TASK GOAL – Among the lines below, count those with "Specs". Give the total alone.

▬▬▬▬▬▬▬▬▬▬

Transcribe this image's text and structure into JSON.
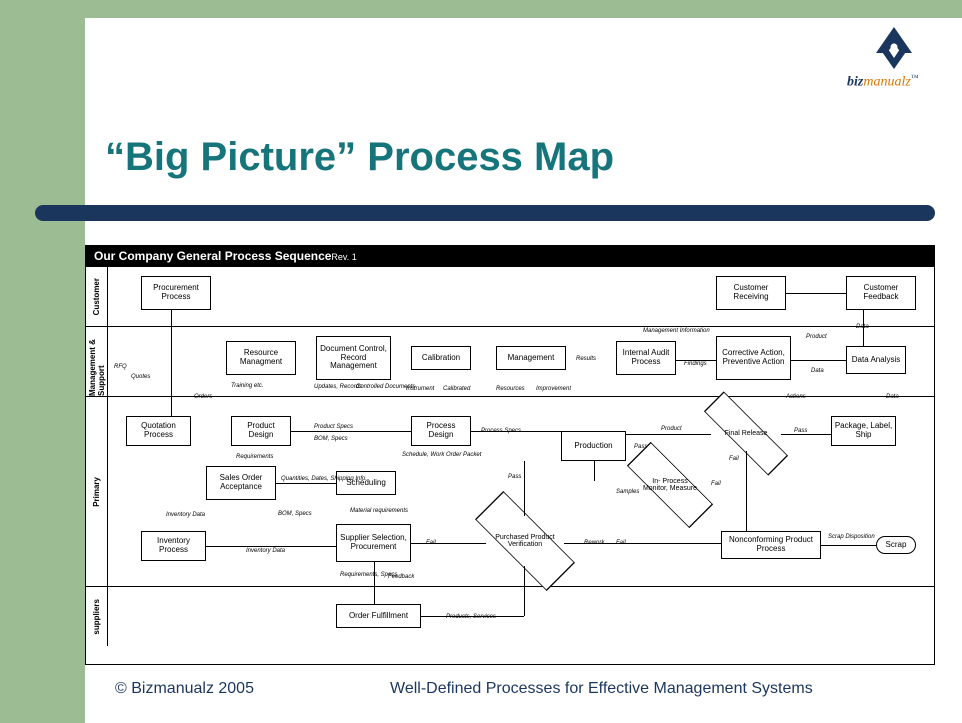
{
  "logo": {
    "biz": "biz",
    "manualz": "manualz",
    "tm": "™"
  },
  "title": "“Big Picture” Process Map",
  "diagram": {
    "header": "Our Company General Process Sequence",
    "rev": "Rev. 1",
    "lanes": {
      "customer": "Customer",
      "mgmt": "Management & Support",
      "primary": "Primary",
      "suppliers": "suppliers"
    },
    "boxes": {
      "procurement": "Procurement Process",
      "cust_recv": "Customer Receiving",
      "cust_feedback": "Customer Feedback",
      "resource": "Resource Managment",
      "doc_control": "Document Control, Record Management",
      "calibration": "Calibration",
      "management": "Management",
      "internal_audit": "Internal Audit Process",
      "corrective": "Corrective Action, Preventive Action",
      "data_analysis": "Data Analysis",
      "quotation": "Quotation Process",
      "product_design": "Product Design",
      "process_design": "Process Design",
      "production": "Production",
      "final_release": "Final Release",
      "package": "Package, Label, Ship",
      "sales_order": "Sales Order Acceptance",
      "scheduling": "Scheduling",
      "inprocess": "In- Process Monitor, Measure",
      "inventory": "Inventory Process",
      "supplier_sel": "Supplier Selection, Procurement",
      "purchased_verif": "Purchased Product Verification",
      "nonconforming": "Nonconforming Product Process",
      "scrap": "Scrap",
      "order_fulfill": "Order Fulfillment"
    },
    "labels": {
      "rfq": "RFQ",
      "quotes": "Quotes",
      "orders": "Orders",
      "training": "Training etc.",
      "updates": "Updates, Records",
      "controlled": "Controlled Documents",
      "instrument": "Instrument",
      "calibrated": "Calibrated",
      "resources": "Resources",
      "improvement": "Improvement",
      "mgmt_info": "Management Information",
      "results": "Results",
      "findings": "Findings",
      "product": "Product",
      "data": "Data",
      "actions": "Actions",
      "product_specs": "Product Specs",
      "bom_specs": "BOM, Specs",
      "requirements": "Requirements",
      "process_specs": "Process Specs",
      "schedule_wop": "Schedule, Work Order Packet",
      "quantities": "Quantities, Dates, Shipping Info.",
      "material_req": "Material requirements",
      "inventory_data": "Inventory Data",
      "inventory_data2": "Inventory Data",
      "req_specs": "Requirements, Specs",
      "feedback": "Feedback",
      "fail": "Fail",
      "pass": "Pass",
      "samples": "Samples",
      "rework": "Rework",
      "scrap_disp": "Scrap Disposition",
      "products_services": "Products, Services"
    }
  },
  "footer": {
    "left": "© Bizmanualz 2005",
    "right": "Well-Defined Processes for Effective Management Systems"
  }
}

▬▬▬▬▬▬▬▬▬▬

SOLUTION FOR THIS TASK – 4